Task inputs

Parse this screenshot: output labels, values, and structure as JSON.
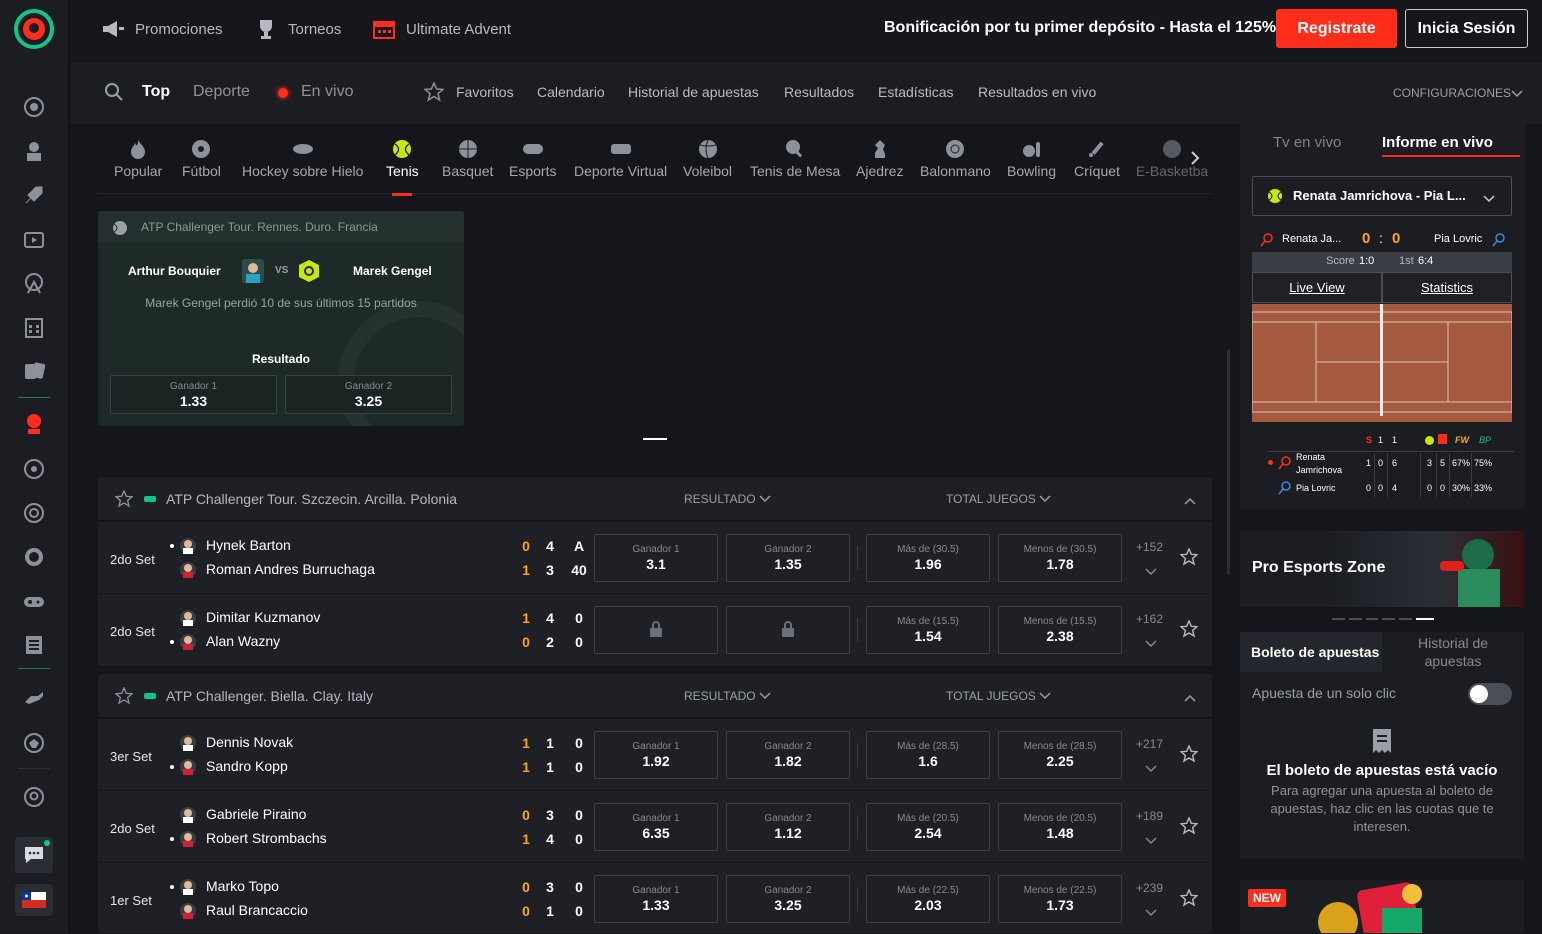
{
  "topbar": {
    "promociones": "Promociones",
    "torneos": "Torneos",
    "advent": "Ultimate Advent",
    "bonus": "Bonificación por tu primer depósito - Hasta el 125%",
    "register": "Registrate",
    "login": "Inicia Sesión"
  },
  "navbar": {
    "top": "Top",
    "deporte": "Deporte",
    "envivo": "En vivo",
    "favoritos": "Favoritos",
    "calendario": "Calendario",
    "historial": "Historial de apuestas",
    "resultados": "Resultados",
    "estadisticas": "Estadísticas",
    "resultados_vivo": "Resultados en vivo",
    "config": "CONFIGURACIONES"
  },
  "sports": [
    "Popular",
    "Fútbol",
    "Hockey sobre Hielo",
    "Tenis",
    "Basquet",
    "Esports",
    "Deporte Virtual",
    "Voleibol",
    "Tenis de Mesa",
    "Ajedrez",
    "Balonmano",
    "Bowling",
    "Críquet",
    "E-Basketba"
  ],
  "featured": {
    "header": "ATP Challenger Tour. Rennes. Duro. Francia",
    "p1": "Arthur Bouquier",
    "p2": "Marek Gengel",
    "vs": "VS",
    "info": "Marek Gengel perdió 10 de sus últimos 15 partidos",
    "result_label": "Resultado",
    "o1_label": "Ganador 1",
    "o1": "1.33",
    "o2_label": "Ganador 2",
    "o2": "3.25"
  },
  "labels": {
    "resultado": "RESULTADO",
    "total": "TOTAL JUEGOS",
    "g1": "Ganador 1",
    "g2": "Ganador 2"
  },
  "comps": [
    {
      "title": "ATP Challenger Tour. Szczecin. Arcilla. Polonia",
      "matches": [
        {
          "set": "2do Set",
          "p1": "Hynek Barton",
          "p2": "Roman Andres Burruchaga",
          "s1": [
            "0",
            "4",
            "A"
          ],
          "s2": [
            "1",
            "3",
            "40"
          ],
          "locked": false,
          "g1": "3.1",
          "g2": "1.35",
          "ml": "Más de (30.5)",
          "mv": "1.96",
          "nl": "Menos de (30.5)",
          "nv": "1.78",
          "more": "+152",
          "serve": 1
        },
        {
          "set": "2do Set",
          "p1": "Dimitar Kuzmanov",
          "p2": "Alan Wazny",
          "s1": [
            "1",
            "4",
            "0"
          ],
          "s2": [
            "0",
            "2",
            "0"
          ],
          "locked": true,
          "g1": "",
          "g2": "",
          "ml": "Más de (15.5)",
          "mv": "1.54",
          "nl": "Menos de (15.5)",
          "nv": "2.38",
          "more": "+162",
          "serve": 2
        }
      ]
    },
    {
      "title": "ATP Challenger. Biella. Clay. Italy",
      "matches": [
        {
          "set": "3er Set",
          "p1": "Dennis Novak",
          "p2": "Sandro Kopp",
          "s1": [
            "1",
            "1",
            "0"
          ],
          "s2": [
            "1",
            "1",
            "0"
          ],
          "locked": false,
          "g1": "1.92",
          "g2": "1.82",
          "ml": "Más de (28.5)",
          "mv": "1.6",
          "nl": "Menos de (28.5)",
          "nv": "2.25",
          "more": "+217",
          "serve": 2
        },
        {
          "set": "2do Set",
          "p1": "Gabriele Piraino",
          "p2": "Robert Strombachs",
          "s1": [
            "0",
            "3",
            "0"
          ],
          "s2": [
            "1",
            "4",
            "0"
          ],
          "locked": false,
          "g1": "6.35",
          "g2": "1.12",
          "ml": "Más de (20.5)",
          "mv": "2.54",
          "nl": "Menos de (20.5)",
          "nv": "1.48",
          "more": "+189",
          "serve": 2
        },
        {
          "set": "1er Set",
          "p1": "Marko Topo",
          "p2": "Raul Brancaccio",
          "s1": [
            "0",
            "3",
            "0"
          ],
          "s2": [
            "0",
            "1",
            "0"
          ],
          "locked": false,
          "g1": "1.33",
          "g2": "3.25",
          "ml": "Más de (22.5)",
          "mv": "2.03",
          "nl": "Menos de (22.5)",
          "nv": "1.73",
          "more": "+239",
          "serve": 1
        }
      ]
    }
  ],
  "rpanel": {
    "tab1": "Tv en vivo",
    "tab2": "Informe en vivo",
    "match": "Renata Jamrichova - Pia L...",
    "p1short": "Renata Ja...",
    "p1score": "0",
    "colon": ":",
    "p2score": "0",
    "p2": "Pia Lovric",
    "score_label": "Score",
    "score_val": "1:0",
    "set_label": "1st",
    "set_val": "6:4",
    "live_view": "Live View",
    "statistics": "Statistics",
    "h_s": "S",
    "h_1": "1",
    "h_1b": "1",
    "h_fw": "FW",
    "h_bp": "BP",
    "r1_name1": "Renata",
    "r1_name2": "Jamrichova",
    "r1": [
      "1",
      "0",
      "6",
      "3",
      "5",
      "67%",
      "75%"
    ],
    "r2_name": "Pia Lovric",
    "r2": [
      "0",
      "0",
      "4",
      "0",
      "0",
      "30%",
      "33%"
    ]
  },
  "promo": {
    "title": "Pro Esports Zone"
  },
  "betslip": {
    "tab1": "Boleto de apuestas",
    "tab2a": "Historial de",
    "tab2b": "apuestas",
    "oneclick": "Apuesta de un solo clic",
    "empty_title": "El boleto de apuestas está vacío",
    "empty_text": "Para agregar una apuesta al boleto de apuestas, haz clic en las cuotas que te interesen."
  },
  "newbadge": "NEW",
  "colors": {
    "accent": "#ff2d1a",
    "green": "#11c58a",
    "tennis": "#c6e80e"
  }
}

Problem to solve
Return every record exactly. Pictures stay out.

Problem solution
Parse this screenshot: output labels, values, and structure as JSON.
{
  "topbar": {
    "promociones": "Promociones",
    "torneos": "Torneos",
    "advent": "Ultimate Advent",
    "bonus": "Bonificación por tu primer depósito - Hasta el 125%",
    "register": "Registrate",
    "login": "Inicia Sesión"
  },
  "navbar": {
    "top": "Top",
    "deporte": "Deporte",
    "envivo": "En vivo",
    "favoritos": "Favoritos",
    "calendario": "Calendario",
    "historial": "Historial de apuestas",
    "resultados": "Resultados",
    "estadisticas": "Estadísticas",
    "resultados_vivo": "Resultados en vivo",
    "config": "CONFIGURACIONES"
  },
  "sports": [
    "Popular",
    "Fútbol",
    "Hockey sobre Hielo",
    "Tenis",
    "Basquet",
    "Esports",
    "Deporte Virtual",
    "Voleibol",
    "Tenis de Mesa",
    "Ajedrez",
    "Balonmano",
    "Bowling",
    "Críquet",
    "E-Basketba"
  ],
  "featured": {
    "header": "ATP Challenger Tour. Rennes. Duro. Francia",
    "p1": "Arthur Bouquier",
    "p2": "Marek Gengel",
    "vs": "VS",
    "info": "Marek Gengel perdió 10 de sus últimos 15 partidos",
    "result_label": "Resultado",
    "o1_label": "Ganador 1",
    "o1": "1.33",
    "o2_label": "Ganador 2",
    "o2": "3.25"
  },
  "labels": {
    "resultado": "RESULTADO",
    "total": "TOTAL JUEGOS",
    "g1": "Ganador 1",
    "g2": "Ganador 2"
  },
  "comps": [
    {
      "title": "ATP Challenger Tour. Szczecin. Arcilla. Polonia",
      "matches": [
        {
          "set": "2do Set",
          "p1": "Hynek Barton",
          "p2": "Roman Andres Burruchaga",
          "s1": [
            "0",
            "4",
            "A"
          ],
          "s2": [
            "1",
            "3",
            "40"
          ],
          "locked": false,
          "g1": "3.1",
          "g2": "1.35",
          "ml": "Más de (30.5)",
          "mv": "1.96",
          "nl": "Menos de (30.5)",
          "nv": "1.78",
          "more": "+152",
          "serve": 1
        },
        {
          "set": "2do Set",
          "p1": "Dimitar Kuzmanov",
          "p2": "Alan Wazny",
          "s1": [
            "1",
            "4",
            "0"
          ],
          "s2": [
            "0",
            "2",
            "0"
          ],
          "locked": true,
          "g1": "",
          "g2": "",
          "ml": "Más de (15.5)",
          "mv": "1.54",
          "nl": "Menos de (15.5)",
          "nv": "2.38",
          "more": "+162",
          "serve": 2
        }
      ]
    },
    {
      "title": "ATP Challenger. Biella. Clay. Italy",
      "matches": [
        {
          "set": "3er Set",
          "p1": "Dennis Novak",
          "p2": "Sandro Kopp",
          "s1": [
            "1",
            "1",
            "0"
          ],
          "s2": [
            "1",
            "1",
            "0"
          ],
          "locked": false,
          "g1": "1.92",
          "g2": "1.82",
          "ml": "Más de (28.5)",
          "mv": "1.6",
          "nl": "Menos de (28.5)",
          "nv": "2.25",
          "more": "+217",
          "serve": 2
        },
        {
          "set": "2do Set",
          "p1": "Gabriele Piraino",
          "p2": "Robert Strombachs",
          "s1": [
            "0",
            "3",
            "0"
          ],
          "s2": [
            "1",
            "4",
            "0"
          ],
          "locked": false,
          "g1": "6.35",
          "g2": "1.12",
          "ml": "Más de (20.5)",
          "mv": "2.54",
          "nl": "Menos de (20.5)",
          "nv": "1.48",
          "more": "+189",
          "serve": 2
        },
        {
          "set": "1er Set",
          "p1": "Marko Topo",
          "p2": "Raul Brancaccio",
          "s1": [
            "0",
            "3",
            "0"
          ],
          "s2": [
            "0",
            "1",
            "0"
          ],
          "locked": false,
          "g1": "1.33",
          "g2": "3.25",
          "ml": "Más de (22.5)",
          "mv": "2.03",
          "nl": "Menos de (22.5)",
          "nv": "1.73",
          "more": "+239",
          "serve": 1
        }
      ]
    }
  ],
  "rpanel": {
    "tab1": "Tv en vivo",
    "tab2": "Informe en vivo",
    "match": "Renata Jamrichova - Pia L...",
    "p1short": "Renata Ja...",
    "p1score": "0",
    "colon": ":",
    "p2score": "0",
    "p2": "Pia Lovric",
    "score_label": "Score",
    "score_val": "1:0",
    "set_label": "1st",
    "set_val": "6:4",
    "live_view": "Live View",
    "statistics": "Statistics",
    "h_s": "S",
    "h_1": "1",
    "h_1b": "1",
    "h_fw": "FW",
    "h_bp": "BP",
    "r1_name1": "Renata",
    "r1_name2": "Jamrichova",
    "r1": [
      "1",
      "0",
      "6",
      "3",
      "5",
      "67%",
      "75%"
    ],
    "r2_name": "Pia Lovric",
    "r2": [
      "0",
      "0",
      "4",
      "0",
      "0",
      "30%",
      "33%"
    ]
  },
  "promo": {
    "title": "Pro Esports Zone"
  },
  "betslip": {
    "tab1": "Boleto de apuestas",
    "tab2a": "Historial de",
    "tab2b": "apuestas",
    "oneclick": "Apuesta de un solo clic",
    "empty_title": "El boleto de apuestas está vacío",
    "empty_text": "Para agregar una apuesta al boleto de apuestas, haz clic en las cuotas que te interesen."
  },
  "newbadge": "NEW",
  "colors": {
    "accent": "#ff2d1a",
    "green": "#11c58a",
    "tennis": "#c6e80e"
  }
}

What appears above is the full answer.